For example, if your analytics software runs with JavaScript, it would be wrong to infer that “100% of our visitors have JavaScript enabled” – those without it aren’t being counted, so you don’t know how many there are.

Let’s look at an example that embodies this principle.

These are the results of the 2016 US Election in terms of votes. Clinton had 1.3 million more votes than Trump (but the electoral college system resulted in Trump being elected).

Column chart shows Clinton has the majority of votes, a small lead over Trump, with a small column for other votes.

You will hear people saying that 48% of voters chose Clinton and 47% chose Trump. This is wrong. When we look at votes, we are excluding specific groups of the population. In particular, we exclude those not eligible to vote and those who didn’t vote (or whose vote was not counted).

That doesn’t matter right? Can’t we just scale up our population? No, because the people who didn’t vote will not behave the same as people who did vote. For example, if the right candidate was available, they might vote. If their vote was not counted due to some form of corruption, or technical fault, or usability problem with the voting system – their vote could count next time.

In the case of the US Election in 2016, the “no vote” population is massive. In fact, if we look at voters rather than votes we find that “no vote” represents 43% of the voting population, leaving just 27% for Clinton and 26% for Trump.

Chart shows the largest column is no votes, with columns that are three fifths as high for Clinton and Trump and a very small column for others.

Why does this matter?

Because it changes how you react to the data. Without considering the whole population of voters your strategy will be to win votes from “the other side”. With the broader picture, you will focus more effort on motivating non-voters to attend. Your web analytics might not be as fundamental to saving the planet from corruption as they will be in the next US election, but the data you might be ignoring could be just as important to your strategy.

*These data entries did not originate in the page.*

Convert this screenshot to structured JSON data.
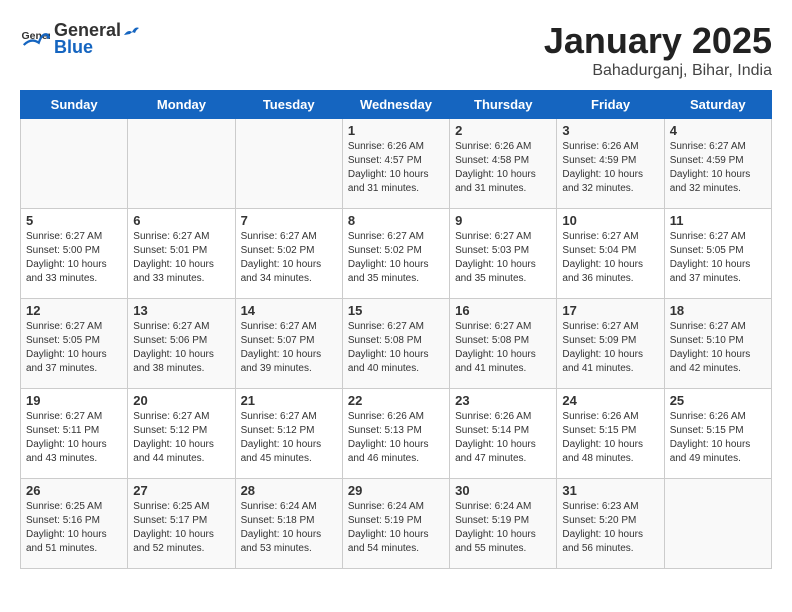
{
  "logo": {
    "text_general": "General",
    "text_blue": "Blue"
  },
  "title": {
    "month_year": "January 2025",
    "location": "Bahadurganj, Bihar, India"
  },
  "days_of_week": [
    "Sunday",
    "Monday",
    "Tuesday",
    "Wednesday",
    "Thursday",
    "Friday",
    "Saturday"
  ],
  "weeks": [
    [
      {
        "day": "",
        "info": ""
      },
      {
        "day": "",
        "info": ""
      },
      {
        "day": "",
        "info": ""
      },
      {
        "day": "1",
        "info": "Sunrise: 6:26 AM\nSunset: 4:57 PM\nDaylight: 10 hours and 31 minutes."
      },
      {
        "day": "2",
        "info": "Sunrise: 6:26 AM\nSunset: 4:58 PM\nDaylight: 10 hours and 31 minutes."
      },
      {
        "day": "3",
        "info": "Sunrise: 6:26 AM\nSunset: 4:59 PM\nDaylight: 10 hours and 32 minutes."
      },
      {
        "day": "4",
        "info": "Sunrise: 6:27 AM\nSunset: 4:59 PM\nDaylight: 10 hours and 32 minutes."
      }
    ],
    [
      {
        "day": "5",
        "info": "Sunrise: 6:27 AM\nSunset: 5:00 PM\nDaylight: 10 hours and 33 minutes."
      },
      {
        "day": "6",
        "info": "Sunrise: 6:27 AM\nSunset: 5:01 PM\nDaylight: 10 hours and 33 minutes."
      },
      {
        "day": "7",
        "info": "Sunrise: 6:27 AM\nSunset: 5:02 PM\nDaylight: 10 hours and 34 minutes."
      },
      {
        "day": "8",
        "info": "Sunrise: 6:27 AM\nSunset: 5:02 PM\nDaylight: 10 hours and 35 minutes."
      },
      {
        "day": "9",
        "info": "Sunrise: 6:27 AM\nSunset: 5:03 PM\nDaylight: 10 hours and 35 minutes."
      },
      {
        "day": "10",
        "info": "Sunrise: 6:27 AM\nSunset: 5:04 PM\nDaylight: 10 hours and 36 minutes."
      },
      {
        "day": "11",
        "info": "Sunrise: 6:27 AM\nSunset: 5:05 PM\nDaylight: 10 hours and 37 minutes."
      }
    ],
    [
      {
        "day": "12",
        "info": "Sunrise: 6:27 AM\nSunset: 5:05 PM\nDaylight: 10 hours and 37 minutes."
      },
      {
        "day": "13",
        "info": "Sunrise: 6:27 AM\nSunset: 5:06 PM\nDaylight: 10 hours and 38 minutes."
      },
      {
        "day": "14",
        "info": "Sunrise: 6:27 AM\nSunset: 5:07 PM\nDaylight: 10 hours and 39 minutes."
      },
      {
        "day": "15",
        "info": "Sunrise: 6:27 AM\nSunset: 5:08 PM\nDaylight: 10 hours and 40 minutes."
      },
      {
        "day": "16",
        "info": "Sunrise: 6:27 AM\nSunset: 5:08 PM\nDaylight: 10 hours and 41 minutes."
      },
      {
        "day": "17",
        "info": "Sunrise: 6:27 AM\nSunset: 5:09 PM\nDaylight: 10 hours and 41 minutes."
      },
      {
        "day": "18",
        "info": "Sunrise: 6:27 AM\nSunset: 5:10 PM\nDaylight: 10 hours and 42 minutes."
      }
    ],
    [
      {
        "day": "19",
        "info": "Sunrise: 6:27 AM\nSunset: 5:11 PM\nDaylight: 10 hours and 43 minutes."
      },
      {
        "day": "20",
        "info": "Sunrise: 6:27 AM\nSunset: 5:12 PM\nDaylight: 10 hours and 44 minutes."
      },
      {
        "day": "21",
        "info": "Sunrise: 6:27 AM\nSunset: 5:12 PM\nDaylight: 10 hours and 45 minutes."
      },
      {
        "day": "22",
        "info": "Sunrise: 6:26 AM\nSunset: 5:13 PM\nDaylight: 10 hours and 46 minutes."
      },
      {
        "day": "23",
        "info": "Sunrise: 6:26 AM\nSunset: 5:14 PM\nDaylight: 10 hours and 47 minutes."
      },
      {
        "day": "24",
        "info": "Sunrise: 6:26 AM\nSunset: 5:15 PM\nDaylight: 10 hours and 48 minutes."
      },
      {
        "day": "25",
        "info": "Sunrise: 6:26 AM\nSunset: 5:15 PM\nDaylight: 10 hours and 49 minutes."
      }
    ],
    [
      {
        "day": "26",
        "info": "Sunrise: 6:25 AM\nSunset: 5:16 PM\nDaylight: 10 hours and 51 minutes."
      },
      {
        "day": "27",
        "info": "Sunrise: 6:25 AM\nSunset: 5:17 PM\nDaylight: 10 hours and 52 minutes."
      },
      {
        "day": "28",
        "info": "Sunrise: 6:24 AM\nSunset: 5:18 PM\nDaylight: 10 hours and 53 minutes."
      },
      {
        "day": "29",
        "info": "Sunrise: 6:24 AM\nSunset: 5:19 PM\nDaylight: 10 hours and 54 minutes."
      },
      {
        "day": "30",
        "info": "Sunrise: 6:24 AM\nSunset: 5:19 PM\nDaylight: 10 hours and 55 minutes."
      },
      {
        "day": "31",
        "info": "Sunrise: 6:23 AM\nSunset: 5:20 PM\nDaylight: 10 hours and 56 minutes."
      },
      {
        "day": "",
        "info": ""
      }
    ]
  ]
}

Number of votes obtained from The BBC, number of eligible voters from Heavy.

Written by Steve Fenton on